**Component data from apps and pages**
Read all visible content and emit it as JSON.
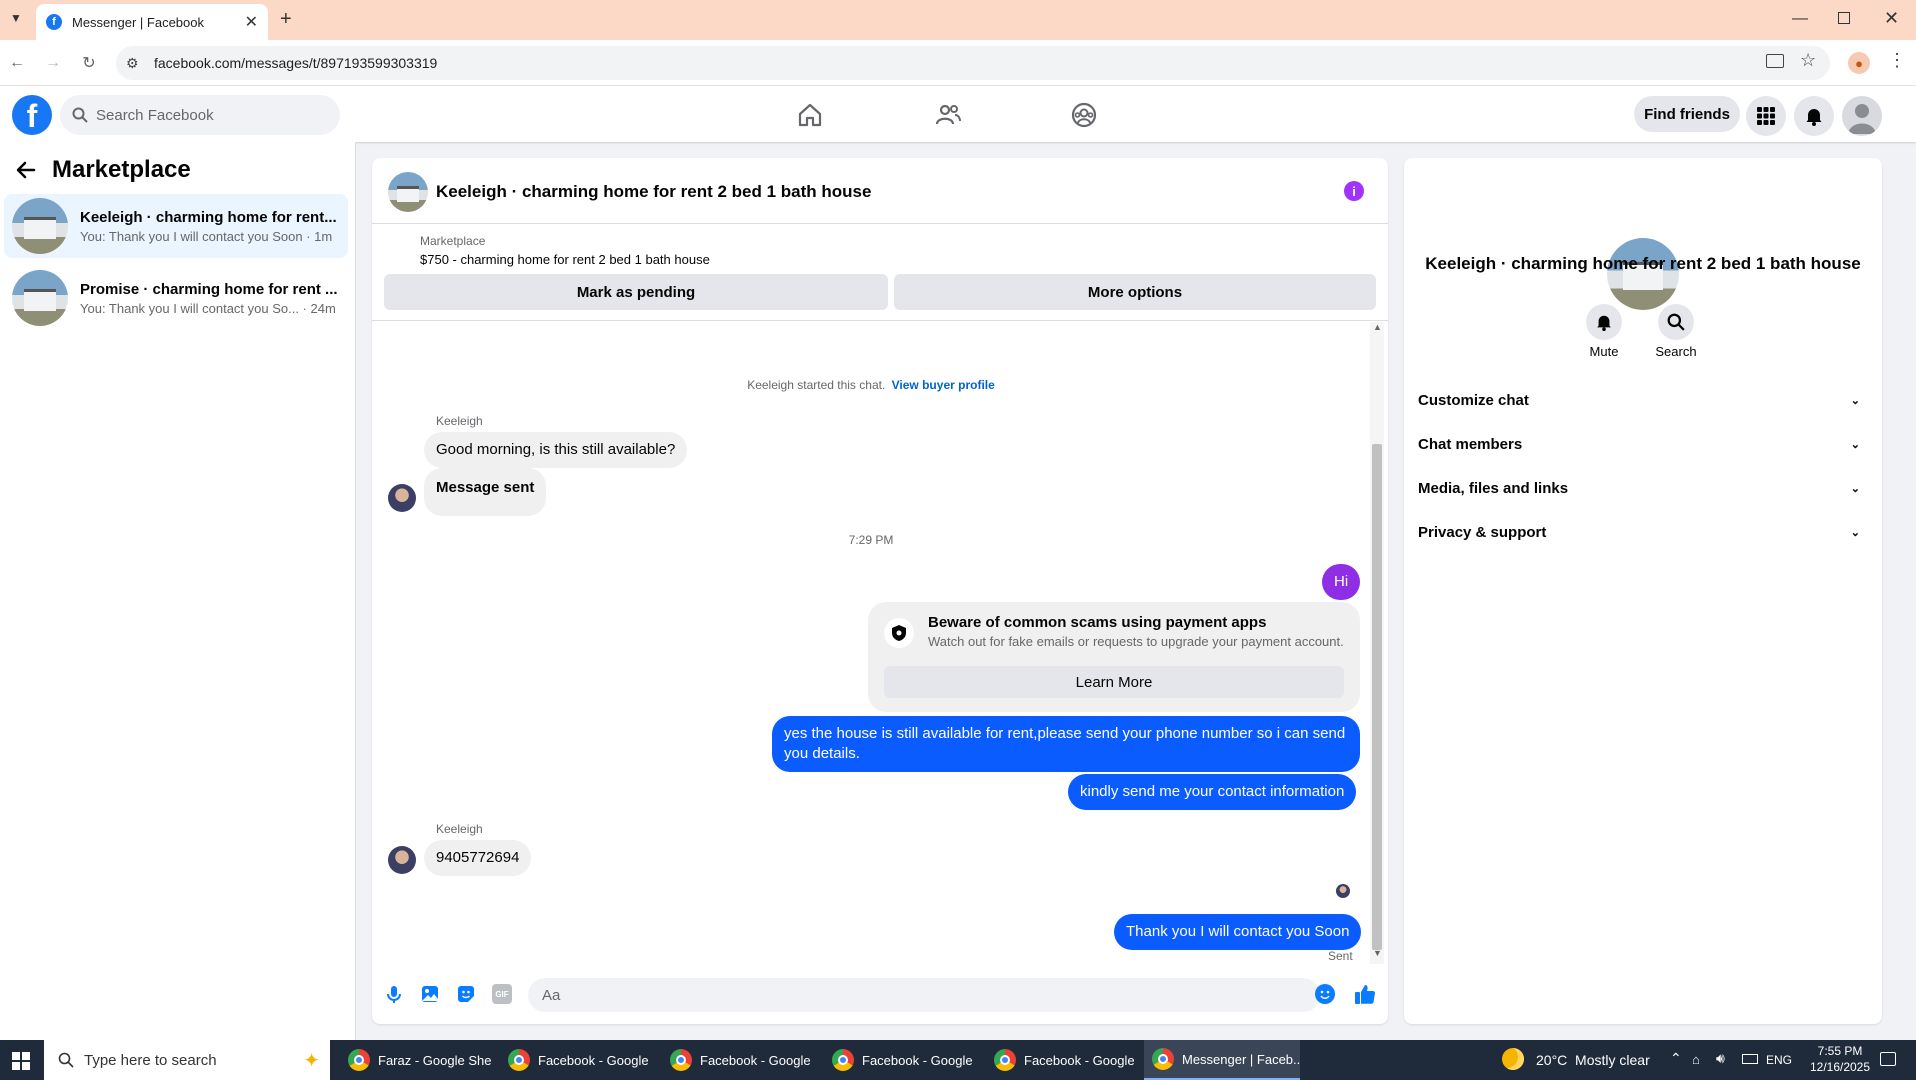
{
  "browser": {
    "tab_title": "Messenger | Facebook",
    "url": "facebook.com/messages/t/897193599303319"
  },
  "header": {
    "search_placeholder": "Search Facebook",
    "find_friends": "Find friends"
  },
  "sidebar": {
    "title": "Marketplace",
    "conversations": [
      {
        "title": "Keeleigh · charming home for rent...",
        "preview": "You: Thank you I will contact you Soon · 1m"
      },
      {
        "title": "Promise · charming home for rent ...",
        "preview": "You: Thank you I will contact you So... · 24m"
      }
    ]
  },
  "chat": {
    "title": "Keeleigh · charming home for rent 2 bed 1 bath house",
    "listing_source": "Marketplace",
    "listing_price_title": "$750 - charming home for rent 2 bed 1 bath house",
    "mark_pending": "Mark as pending",
    "more_options": "More options",
    "started_text": "Keeleigh started this chat.",
    "view_profile": "View buyer profile",
    "sender_name": "Keeleigh",
    "msg1": "Good morning, is this still available?",
    "msg2": "Message sent",
    "time_divider": "7:29 PM",
    "out1": "Hi",
    "scam_title": "Beware of common scams using payment apps",
    "scam_body": "Watch out for fake emails or requests to upgrade your payment account.",
    "learn_more": "Learn More",
    "out2": "yes the house is still available for rent,please send your phone number so i can send you details.",
    "out3": "kindly send me your contact information",
    "sender_name2": "Keeleigh",
    "msg3": "9405772694",
    "out4": "Thank you I will contact you Soon",
    "status": "Sent",
    "composer_placeholder": "Aa"
  },
  "details": {
    "title": "Keeleigh · charming home for rent 2 bed 1 bath house",
    "mute": "Mute",
    "search": "Search",
    "sections": [
      "Customize chat",
      "Chat members",
      "Media, files and links",
      "Privacy & support"
    ]
  },
  "taskbar": {
    "search_placeholder": "Type here to search",
    "apps": [
      "Faraz - Google She...",
      "Facebook - Google ...",
      "Facebook - Google ...",
      "Facebook - Google ...",
      "Facebook - Google ...",
      "Messenger | Faceb..."
    ],
    "weather": "20°C  Mostly clear",
    "lang": "ENG",
    "time": "7:55 PM",
    "date": "12/16/2025"
  },
  "colors": {
    "fb_blue": "#1877f2",
    "messenger_blue": "#0a5cff",
    "purple_accent": "#a033ff"
  }
}
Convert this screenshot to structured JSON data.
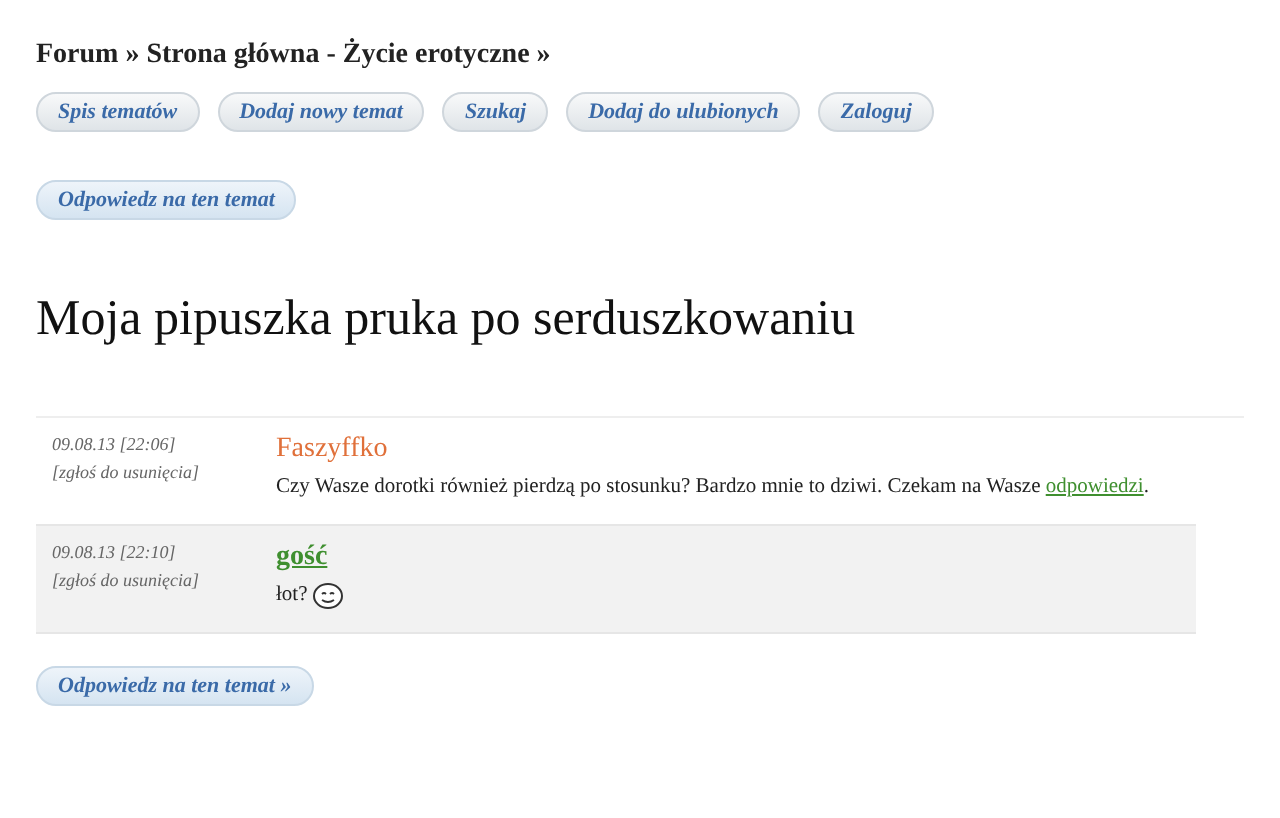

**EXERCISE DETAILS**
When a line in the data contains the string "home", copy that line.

**ANSWER TO THIS PROBLEM**
        "title": "Keeleigh · charming home for rent...",
        "title": "Promise · charming home for rent ...",
    "title": "Keeleigh · charming home for rent 2 bed 1 bath house",
    "listing_price_title": "$750 - charming home for rent 2 bed 1 bath house",
    "title": "Keeleigh · charming home for rent 2 bed 1 bath house",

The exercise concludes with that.